(EXERCISE MATERIAL)
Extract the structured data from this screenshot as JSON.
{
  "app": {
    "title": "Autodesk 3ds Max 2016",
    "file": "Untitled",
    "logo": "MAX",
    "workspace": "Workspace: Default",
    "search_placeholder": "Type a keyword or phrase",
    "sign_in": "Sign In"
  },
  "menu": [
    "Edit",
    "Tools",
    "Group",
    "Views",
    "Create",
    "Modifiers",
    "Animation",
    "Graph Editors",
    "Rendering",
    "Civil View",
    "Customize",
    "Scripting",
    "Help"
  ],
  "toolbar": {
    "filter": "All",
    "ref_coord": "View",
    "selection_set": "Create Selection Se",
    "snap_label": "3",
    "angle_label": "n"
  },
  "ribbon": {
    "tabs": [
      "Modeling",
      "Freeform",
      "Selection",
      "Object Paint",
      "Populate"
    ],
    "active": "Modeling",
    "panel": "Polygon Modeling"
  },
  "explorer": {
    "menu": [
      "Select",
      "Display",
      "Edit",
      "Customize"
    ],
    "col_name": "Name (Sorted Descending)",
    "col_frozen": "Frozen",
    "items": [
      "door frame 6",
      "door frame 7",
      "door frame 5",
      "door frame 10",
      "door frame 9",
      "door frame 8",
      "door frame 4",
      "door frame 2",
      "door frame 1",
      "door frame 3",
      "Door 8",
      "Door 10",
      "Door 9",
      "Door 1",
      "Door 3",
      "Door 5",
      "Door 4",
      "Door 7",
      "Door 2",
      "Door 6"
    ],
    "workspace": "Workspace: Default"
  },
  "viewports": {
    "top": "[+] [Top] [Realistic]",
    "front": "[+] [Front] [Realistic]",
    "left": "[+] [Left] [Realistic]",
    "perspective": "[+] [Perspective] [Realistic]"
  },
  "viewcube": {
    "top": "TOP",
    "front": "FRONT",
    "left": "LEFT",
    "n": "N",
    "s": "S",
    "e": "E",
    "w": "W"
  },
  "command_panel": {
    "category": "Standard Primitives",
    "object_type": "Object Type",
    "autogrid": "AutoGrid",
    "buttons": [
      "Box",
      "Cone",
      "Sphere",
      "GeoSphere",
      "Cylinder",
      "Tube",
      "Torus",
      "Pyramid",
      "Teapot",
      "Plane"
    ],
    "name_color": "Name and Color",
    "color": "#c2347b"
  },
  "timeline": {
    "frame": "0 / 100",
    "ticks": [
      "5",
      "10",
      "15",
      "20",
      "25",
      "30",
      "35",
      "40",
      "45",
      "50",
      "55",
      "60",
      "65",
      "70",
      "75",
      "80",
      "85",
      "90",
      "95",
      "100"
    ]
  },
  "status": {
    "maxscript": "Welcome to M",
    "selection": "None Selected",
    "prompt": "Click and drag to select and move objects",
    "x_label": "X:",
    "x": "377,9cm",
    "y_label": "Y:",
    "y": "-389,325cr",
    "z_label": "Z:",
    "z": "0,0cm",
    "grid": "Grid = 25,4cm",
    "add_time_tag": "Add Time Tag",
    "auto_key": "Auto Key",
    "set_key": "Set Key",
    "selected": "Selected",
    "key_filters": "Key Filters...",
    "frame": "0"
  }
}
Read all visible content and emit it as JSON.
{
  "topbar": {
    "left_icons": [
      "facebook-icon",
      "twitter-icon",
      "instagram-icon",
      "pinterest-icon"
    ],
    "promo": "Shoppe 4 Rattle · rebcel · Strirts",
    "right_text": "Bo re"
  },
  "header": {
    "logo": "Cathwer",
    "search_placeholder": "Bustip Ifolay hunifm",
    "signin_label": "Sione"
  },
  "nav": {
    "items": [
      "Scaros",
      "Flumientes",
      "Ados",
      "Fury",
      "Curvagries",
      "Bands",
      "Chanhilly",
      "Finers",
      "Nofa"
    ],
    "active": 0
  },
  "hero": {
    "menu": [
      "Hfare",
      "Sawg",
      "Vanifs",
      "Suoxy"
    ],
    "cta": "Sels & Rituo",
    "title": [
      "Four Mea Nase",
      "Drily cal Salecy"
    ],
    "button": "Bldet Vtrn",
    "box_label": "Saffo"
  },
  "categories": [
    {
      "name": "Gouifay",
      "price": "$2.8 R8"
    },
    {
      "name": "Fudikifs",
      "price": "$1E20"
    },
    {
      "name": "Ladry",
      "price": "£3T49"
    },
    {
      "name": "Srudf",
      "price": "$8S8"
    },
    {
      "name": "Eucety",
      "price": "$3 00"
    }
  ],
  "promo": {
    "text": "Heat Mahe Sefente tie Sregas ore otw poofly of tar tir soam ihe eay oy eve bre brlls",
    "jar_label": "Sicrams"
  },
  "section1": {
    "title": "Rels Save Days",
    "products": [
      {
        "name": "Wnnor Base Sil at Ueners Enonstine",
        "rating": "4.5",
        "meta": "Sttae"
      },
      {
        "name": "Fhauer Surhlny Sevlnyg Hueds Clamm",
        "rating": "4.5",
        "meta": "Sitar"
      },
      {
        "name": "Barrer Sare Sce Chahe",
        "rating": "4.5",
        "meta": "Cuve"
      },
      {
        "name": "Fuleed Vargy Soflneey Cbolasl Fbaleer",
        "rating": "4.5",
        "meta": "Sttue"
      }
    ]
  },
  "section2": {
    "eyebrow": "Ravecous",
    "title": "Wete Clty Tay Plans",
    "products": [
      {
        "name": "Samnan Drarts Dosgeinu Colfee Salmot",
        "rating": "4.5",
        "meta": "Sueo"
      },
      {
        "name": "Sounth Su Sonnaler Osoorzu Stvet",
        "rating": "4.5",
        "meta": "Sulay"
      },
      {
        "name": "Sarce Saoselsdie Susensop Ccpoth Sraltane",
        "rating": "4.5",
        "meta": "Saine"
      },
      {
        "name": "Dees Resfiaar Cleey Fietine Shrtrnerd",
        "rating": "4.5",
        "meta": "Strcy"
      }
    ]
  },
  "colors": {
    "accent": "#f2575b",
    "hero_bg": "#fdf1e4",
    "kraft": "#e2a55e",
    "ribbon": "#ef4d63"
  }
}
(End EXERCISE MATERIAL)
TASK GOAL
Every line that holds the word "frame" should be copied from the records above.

WRITTEN RESPONSE
      "door frame 6",
      "door frame 7",
      "door frame 5",
      "door frame 10",
      "door frame 9",
      "door frame 8",
      "door frame 4",
      "door frame 2",
      "door frame 1",
      "door frame 3",
    "frame": "0 / 100",
    "frame": "0"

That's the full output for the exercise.